    \$\begingroup\$ By the definition currently given ("Pair is defined as two digits with at least one exclamation mark between them") 9!8 is a pair. (Furthermore 1!9!8 is too, somewhat more debatable though). \$\endgroup\$ – Jonathan Allan Jun 7 '18 at 22:23

APL (Dyalog Unicode), 62 48 bytesSBCS

Full program. Prompts stdin for string and then for n. Now handles cases like a!1!9!!8!2!a. Thanks to ngn for saving a bunch of bytes while pointing out failure of some unlisted test cases. Assumes ⎕IO (Index Origin) to be 0, which is default on many systems.

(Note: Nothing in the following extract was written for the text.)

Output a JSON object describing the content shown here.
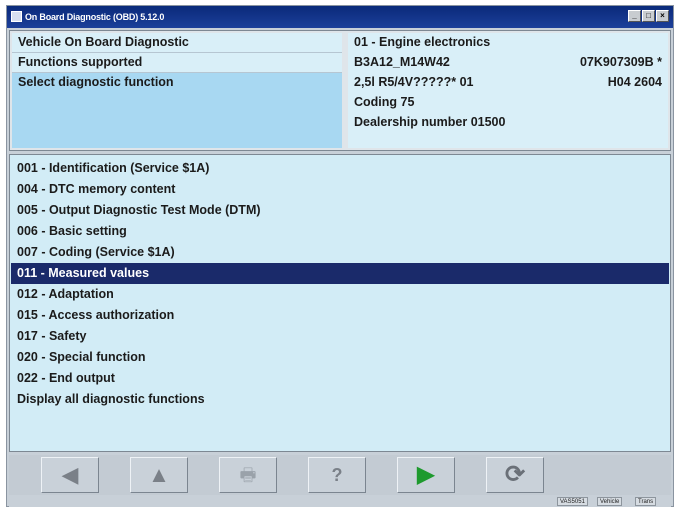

Try it online!

⎕D,'!' concatenate the Digits and an exclamation point.

⍞∩ prompt for string and find the intersection with the above (removes all irrelevant chars)

⊢i← store in i (for input) and yield that

'\d!+\d'⎕S'&' PCRE Search for a digit, a "!" run, a digit

m← store in m (for matches)

 mix the list of strings into a character matrix, padding with spaces

⎕D⍳ find the ɩndex of each character in the Digits (i.e. "0" → 0, "1" → 1,… "!" and " " → 10)

+/ sum each row (i.e. each pair)

10| division remainder when divided by 10 (non-digits do not affect this result)

0= is it 0? (i.e. divisible by ten; max is 18 and min is 2, so no false positives)

(), prepend the following:

≢¨m tally (count the length of) each match

¯2+ less 2 (for the two digits, i.e. length of the "!" run)

⎕= prompt for n; is it equal to the lengths?

∧/ are they all true? (AND reduction)

  • \$\begingroup\$ @MuhammadSalman Now it has an explanation. APL is really not very hard to understand. I'll be happy to teach you in The APL Orchard. \$\endgroup\$ – Adám Jun 7 '18 at 20:34
  • \$\begingroup\$ And I would love to learn. Will check that out \$\endgroup\$ – Muhammad Salman Jun 7 '18 at 20:35
  • \$\begingroup\$ '(\d)!+(\d)'⎕S'\1\2' -> '!'~⍨¨'\d!+\d'⎕S'&' \$\endgroup\$ – ngn Jun 7 '18 at 20:53
  • \$\begingroup\$ +/¨⍎¨¨(⊂'55'), -> +/⎕d⍳↑ (⎕io←0) \$\endgroup\$ – ngn Jun 7 '18 at 20:56
  • \$\begingroup\$ ⍵='!+'⎕S 1⊢i - this condition is wrong, there may be extra '!'s that are not part of pairs \$\endgroup\$ – ngn Jun 7 '18 at 20:59

Python 2, 94 bytes

lambda s,c:all(sum(map(int,r))==10for r in re.findall('(\d).*?%s.*?(\d)'%('!'*c),s))
import re

Try it online!


Not the answer you're looking for? Browse other questions tagged or ask your own question.